“We wish (the IoT) was only a tech issue,” Fait says. “To make a smart IoT ecosystem, so the user has a positive experience and you have a good flow of features and data, a lot of things have to come together - the designers, the hardware people, software, manufacturing. What we see in a lot of companies is strict divisions between the departments, with hierarchies and politics, when what you need is a cross-functional collaboration journey.”
The automation that IoT enables also isn’t always well received - especially among those responsible for manual processes and oversight that automation may alter or phase out, whether due to simple risk aversion or fears of obsolescence. This can be addressed by taking steps to adopt technology in a transparent and sensitive way.
“Something we’ve seen throughout the projects we’ve been working on, is that because there are often manufacturing timelines where everything has checkpoints and legal restrictions, or requirements that mean someone has to sign off on something at certain points of time, a high degree of automation is something they really hesitate to introduce,” says Grewenig.

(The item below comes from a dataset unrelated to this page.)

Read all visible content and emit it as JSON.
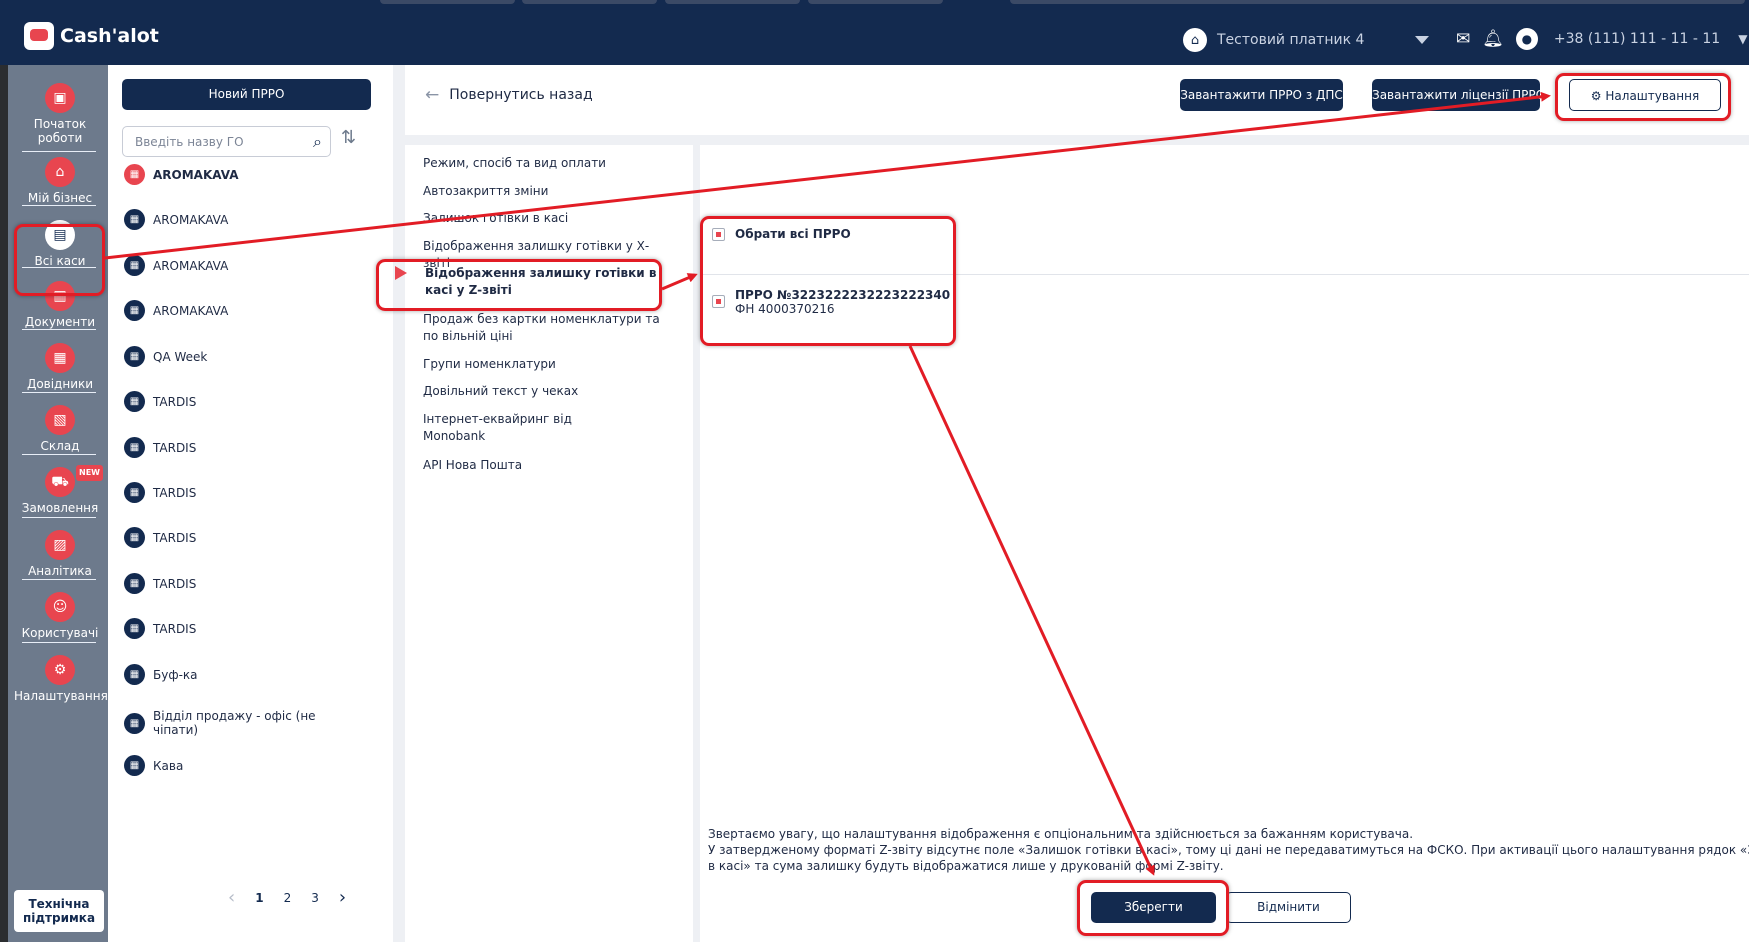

Another issue is that because the IoT links devices, it’s mistakenly identified as being mainly about the hardware. Yet to leverage it successfully, “you have to become a software company, learn and understand what good software looks like and what the capabilities are,” says Fait. “The software is what adds the functionality and produces the actual benefit, not the sensor or device itself.”
Because software development is a key success factor, businesses should also be mindful of the limitations placed on the IoT by varying standards and protocols, and how these can sometimes prevent software from achieving the desired goals.
“In many use cases the hindrances are the boundaries between companies and different manufacturers and brands,” Fait says. “Take the smart meter example - you have the manufacturer, the electricity company, the owners or manufacturers of the household devices, and all those things have to come together and talk to each other. When the hype around IoT started everybody was talking about common standards so we could make really good ecosystems out of anything, but we haven’t seen that actually take off.”